Dozens of viewers complained to Regev about Mishal's badgering of Bennett during the interview, his attempting to push the Bayit Yehudi leader for yes or no answers without letting him discuss the context of his response, and failure to give Bennett the opportunity to answer questions. In addition, the viewers said, Channel Two took statements Bennett made out of context, displaying half-answers as headlines and attributing to him statements and views he did not hold. It was, in the words of one complainant, a “hatchet job planned by Mishal to make Bennett look bad.”
While he didn't use that term, Regev said that there was “a great deal in the interview to make me uncomfortable.” In a letter outlining his decision on the complaints, Regev said that “Bennett was being badgered by Mishal during parts of the interview. He did not let Bennett answer questions, and frequently cut him off.”
The result of the interview was a media firestorm, in which Bennett was accused for nearly two weeks of advocating that IDF soldiers disobey orders if they are asked to remove Jews from their homes in Judea and Samaria in new communities (termed “outposts” by the government) that the government is attempting to eliminate.
In a press conference several days after the interview, Bennett sought to deflect the accusations, saying that he had just been trying to express the difficulty soldiers face when being asked to throw anyone – Jewish or Arab – out of their homes. “An order to uproot an Arab village or a Jewish community is a fatal blow to the most basic of human rights, and it places the soldiers before a heart-wrenching dilemma between human rights on the one hand, and the obligation to obey orders on the other,” he said.
Regev said that it was understandable that an interview would want to “uncover” the real views of someone like Bennett, who “according to polls is set to lead the third largest party in the next Knesset,” Regev said. However, he said, a balance needed to be reached. “Even if the interviewee is a public figure, interviewers must preserve the dignity of those they are interviewing, so as not to demean him in the eyes of viewers.”
In response to the complaints, Channel Two responded that Mishal was a veteran journalist with a confrontational style, and that he was just doing his job.
Although there was a great deal in the interview to justify the complaints, Regev said he was not taking any action against Mishal.

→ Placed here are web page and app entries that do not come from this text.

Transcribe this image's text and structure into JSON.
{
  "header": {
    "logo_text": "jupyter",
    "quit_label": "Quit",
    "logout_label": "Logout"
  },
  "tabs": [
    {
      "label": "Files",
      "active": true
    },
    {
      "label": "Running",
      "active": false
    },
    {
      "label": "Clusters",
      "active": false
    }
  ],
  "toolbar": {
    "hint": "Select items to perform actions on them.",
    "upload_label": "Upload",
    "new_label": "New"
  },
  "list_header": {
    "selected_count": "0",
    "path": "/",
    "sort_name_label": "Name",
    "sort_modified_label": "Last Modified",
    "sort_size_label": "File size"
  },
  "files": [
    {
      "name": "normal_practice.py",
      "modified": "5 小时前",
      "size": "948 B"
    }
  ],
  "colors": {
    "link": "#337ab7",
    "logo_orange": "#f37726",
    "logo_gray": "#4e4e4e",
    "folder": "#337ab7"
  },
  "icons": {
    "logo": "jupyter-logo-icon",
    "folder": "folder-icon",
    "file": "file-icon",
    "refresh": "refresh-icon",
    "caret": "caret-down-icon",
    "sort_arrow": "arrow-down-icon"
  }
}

Nevertheless, he added, he expected all interviewers to “go easy” on future interviewees.